She also gets pretty cold with no coat, so when they get home Kae whips up the perfect meal for a cold day off: hot pot. Nao provides the booze-of-the-week: a special sake called Daishichi Junmai Kimoto, especially well-suited to be enjoyed hot (but also great cold). One thing I didn’t know: how quickly you heat it and the specific temperature results in different flavors being released.

Nao heats it up to “Atsukan” packs a rich punch that goes perfectly with the hot pot proteins, vegetables, and broth. The combination of hot food and hot sake quickly make Michiru very relaxed, changing into her PJ’s and cuddling up to Nao like she’s back home—where she was the talk of the town for her big city exploits.

Itsudatte Bokura no Koi wa 10 cm Datta. – 04

This ain’t ten centimeters!

Miou’s in a funk and a half, and really just wants to curl up and die, or at least switch places with Serizawa’s dearly departed brother, since she doesn’t deserve to live while he’s dead, and it’s all her fault for drowning. This is of course patently ridiculous…yet here we are.

Of course, Miou doesn’t tell any of this to Akari or Natsuki right away, but they don’t like her in this troubled state and do all they can to support and cheer her up. Such nice friends!

“My finger camera…broken?!”

Miou’s sudden disappearance from his life, compounded with the notice that he’s won the chance to study abroad in America, is also weighing on Haruki. Frankly, both protagonists are real mopey pains in the ass this week, and it was most unpleasant to watch.

I’d like to think I’d have the patience of Miou and Haruki’s friends, but some one can only snap at you, or tell you they’re no good, so many times before one has no choice but to throw their hands up and say “You know what, fine! You’re right! Now go suck someplace else!”

“There you go, quit being a whiny little brat and paint something!”

While Haruki sinks deeper into the muck, even questioning whether he really wants to be a filmmaker or if he’s just carrying on his brother’s dream, Miou thankfully comes to a sort of epiphany when Natsuki begs her and Akari to help her out at a community art class.

Echoing the cold open where a Lil’ Miou wowed her preschool-mates with her drawing, Miou interacts with an ornery little boy and gets him to cooperate and even have fun, then moves from person to person giving tips and encouragement. She clearly has a knack for talking about and teaching art.

“Let’s do this, canvas.”

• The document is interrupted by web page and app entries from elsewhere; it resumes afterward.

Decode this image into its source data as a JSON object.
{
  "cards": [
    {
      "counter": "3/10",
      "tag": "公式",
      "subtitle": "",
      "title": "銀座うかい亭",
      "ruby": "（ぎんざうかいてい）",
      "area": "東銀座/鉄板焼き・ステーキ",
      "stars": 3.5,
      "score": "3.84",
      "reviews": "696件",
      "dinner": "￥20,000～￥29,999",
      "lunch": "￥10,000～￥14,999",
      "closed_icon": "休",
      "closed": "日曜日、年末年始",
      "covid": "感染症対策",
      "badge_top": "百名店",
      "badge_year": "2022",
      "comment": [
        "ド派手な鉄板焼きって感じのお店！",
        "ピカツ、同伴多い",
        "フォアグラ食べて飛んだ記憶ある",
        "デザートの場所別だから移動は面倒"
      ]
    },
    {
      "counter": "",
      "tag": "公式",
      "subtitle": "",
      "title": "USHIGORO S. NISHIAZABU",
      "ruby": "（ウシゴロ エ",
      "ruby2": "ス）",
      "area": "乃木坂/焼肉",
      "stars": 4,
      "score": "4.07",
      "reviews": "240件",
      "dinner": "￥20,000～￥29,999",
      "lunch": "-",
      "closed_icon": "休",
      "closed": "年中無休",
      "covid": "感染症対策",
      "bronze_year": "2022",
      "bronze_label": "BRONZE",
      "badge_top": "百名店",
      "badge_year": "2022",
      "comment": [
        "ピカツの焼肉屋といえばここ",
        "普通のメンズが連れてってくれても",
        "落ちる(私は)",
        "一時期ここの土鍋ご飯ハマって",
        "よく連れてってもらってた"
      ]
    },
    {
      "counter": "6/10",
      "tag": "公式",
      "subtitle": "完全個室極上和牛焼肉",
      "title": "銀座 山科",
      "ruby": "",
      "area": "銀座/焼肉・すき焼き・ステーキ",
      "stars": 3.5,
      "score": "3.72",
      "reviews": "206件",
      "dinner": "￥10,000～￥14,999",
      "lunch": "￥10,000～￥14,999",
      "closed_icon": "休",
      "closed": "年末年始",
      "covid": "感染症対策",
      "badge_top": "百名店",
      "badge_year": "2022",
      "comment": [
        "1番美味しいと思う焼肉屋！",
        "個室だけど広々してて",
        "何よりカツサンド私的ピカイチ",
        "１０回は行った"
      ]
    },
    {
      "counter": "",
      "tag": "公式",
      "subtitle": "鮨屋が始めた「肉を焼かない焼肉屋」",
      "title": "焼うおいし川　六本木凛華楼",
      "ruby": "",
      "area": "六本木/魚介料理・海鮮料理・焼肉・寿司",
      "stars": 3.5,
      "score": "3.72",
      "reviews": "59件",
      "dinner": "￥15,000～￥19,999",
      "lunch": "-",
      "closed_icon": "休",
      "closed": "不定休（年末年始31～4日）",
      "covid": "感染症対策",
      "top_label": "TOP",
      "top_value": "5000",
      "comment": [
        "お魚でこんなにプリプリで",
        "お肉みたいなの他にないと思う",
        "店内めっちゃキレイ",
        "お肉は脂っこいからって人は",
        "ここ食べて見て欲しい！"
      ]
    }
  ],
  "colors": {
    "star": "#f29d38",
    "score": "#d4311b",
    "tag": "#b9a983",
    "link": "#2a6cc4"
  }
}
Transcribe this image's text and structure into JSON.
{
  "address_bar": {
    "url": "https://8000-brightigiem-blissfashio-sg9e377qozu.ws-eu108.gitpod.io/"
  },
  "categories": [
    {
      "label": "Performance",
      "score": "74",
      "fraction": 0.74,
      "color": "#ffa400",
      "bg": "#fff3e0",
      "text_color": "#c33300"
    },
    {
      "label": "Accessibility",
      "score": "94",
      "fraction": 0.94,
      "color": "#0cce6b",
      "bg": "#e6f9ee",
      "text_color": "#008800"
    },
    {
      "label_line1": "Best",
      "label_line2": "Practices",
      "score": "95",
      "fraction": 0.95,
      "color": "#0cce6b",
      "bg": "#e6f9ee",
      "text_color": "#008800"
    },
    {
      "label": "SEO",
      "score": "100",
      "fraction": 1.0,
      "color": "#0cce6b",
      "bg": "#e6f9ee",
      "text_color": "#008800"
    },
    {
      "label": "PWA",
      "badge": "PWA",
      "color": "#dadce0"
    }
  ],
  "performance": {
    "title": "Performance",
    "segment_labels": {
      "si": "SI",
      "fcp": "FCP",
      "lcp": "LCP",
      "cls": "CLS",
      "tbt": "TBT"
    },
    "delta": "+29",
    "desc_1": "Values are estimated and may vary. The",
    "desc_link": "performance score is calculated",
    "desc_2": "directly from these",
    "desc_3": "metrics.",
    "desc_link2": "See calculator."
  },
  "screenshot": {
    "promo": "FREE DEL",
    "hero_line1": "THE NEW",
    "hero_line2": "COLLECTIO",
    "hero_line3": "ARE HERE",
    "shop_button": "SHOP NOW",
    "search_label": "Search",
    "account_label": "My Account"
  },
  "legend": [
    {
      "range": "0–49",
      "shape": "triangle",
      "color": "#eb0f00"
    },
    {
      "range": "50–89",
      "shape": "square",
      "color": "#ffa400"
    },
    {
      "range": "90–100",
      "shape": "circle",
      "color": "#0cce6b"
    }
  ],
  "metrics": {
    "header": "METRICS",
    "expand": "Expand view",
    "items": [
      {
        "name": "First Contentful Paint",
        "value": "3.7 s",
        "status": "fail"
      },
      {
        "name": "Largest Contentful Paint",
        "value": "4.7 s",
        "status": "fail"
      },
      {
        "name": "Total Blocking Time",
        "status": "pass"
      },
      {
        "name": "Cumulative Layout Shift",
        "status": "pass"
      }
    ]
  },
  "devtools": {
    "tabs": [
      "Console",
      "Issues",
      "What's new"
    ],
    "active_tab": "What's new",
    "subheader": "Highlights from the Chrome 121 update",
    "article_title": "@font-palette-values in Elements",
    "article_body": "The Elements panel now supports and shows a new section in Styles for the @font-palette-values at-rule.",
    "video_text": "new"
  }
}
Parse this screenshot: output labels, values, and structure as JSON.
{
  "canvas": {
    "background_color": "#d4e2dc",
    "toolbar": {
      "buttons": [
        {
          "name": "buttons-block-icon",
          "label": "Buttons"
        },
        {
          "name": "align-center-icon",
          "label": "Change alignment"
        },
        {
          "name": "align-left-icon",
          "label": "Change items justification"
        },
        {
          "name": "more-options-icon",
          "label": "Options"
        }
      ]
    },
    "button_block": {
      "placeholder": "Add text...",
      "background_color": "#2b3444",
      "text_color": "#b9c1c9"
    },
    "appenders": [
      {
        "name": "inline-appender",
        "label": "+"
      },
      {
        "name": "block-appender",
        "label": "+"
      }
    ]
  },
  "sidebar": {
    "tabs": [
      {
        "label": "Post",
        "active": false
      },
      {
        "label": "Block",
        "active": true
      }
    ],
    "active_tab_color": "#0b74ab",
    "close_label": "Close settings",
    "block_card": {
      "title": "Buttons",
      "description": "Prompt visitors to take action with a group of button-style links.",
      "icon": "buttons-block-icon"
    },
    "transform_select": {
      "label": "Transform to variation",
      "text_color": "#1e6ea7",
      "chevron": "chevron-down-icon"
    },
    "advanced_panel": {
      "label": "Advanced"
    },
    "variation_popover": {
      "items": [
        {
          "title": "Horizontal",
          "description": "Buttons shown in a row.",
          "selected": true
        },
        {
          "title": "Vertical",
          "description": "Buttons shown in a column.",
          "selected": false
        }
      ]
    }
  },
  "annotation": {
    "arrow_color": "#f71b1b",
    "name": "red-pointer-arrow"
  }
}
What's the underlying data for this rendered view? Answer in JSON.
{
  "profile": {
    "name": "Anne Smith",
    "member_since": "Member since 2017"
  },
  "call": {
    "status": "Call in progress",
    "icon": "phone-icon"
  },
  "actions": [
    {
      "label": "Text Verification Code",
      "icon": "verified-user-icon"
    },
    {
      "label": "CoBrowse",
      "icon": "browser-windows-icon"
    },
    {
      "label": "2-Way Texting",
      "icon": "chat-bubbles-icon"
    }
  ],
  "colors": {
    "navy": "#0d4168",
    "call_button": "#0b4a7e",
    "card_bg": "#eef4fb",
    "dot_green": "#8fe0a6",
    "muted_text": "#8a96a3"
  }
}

She also later realizes she can’t keep the secret about Haruki’s brother inside forever or it will eat away at her like a sickness. So she comes clean, only it’s nothing to “come clean” or even blame oneself for; Natsuki can’t stress it to Miou enough: It’s not her fault, and staying away from Haruki out of fear he’ll hate her will only make him hate her.

Natsuki and Akari agree both Miou and Haruki are at their best when they’re on good terms, talking and hanging out together. So even though Haruki can’t see any future with Haruki in it (especially now that he’s headed for America), that isn’t going to stop her from imagining that future anyway—starting on the canvas, which she returns to with newfound desire to fill it with her vision of “love.”

Besides, Haruki may not end up going to America anyway. He just needs a reason to stay.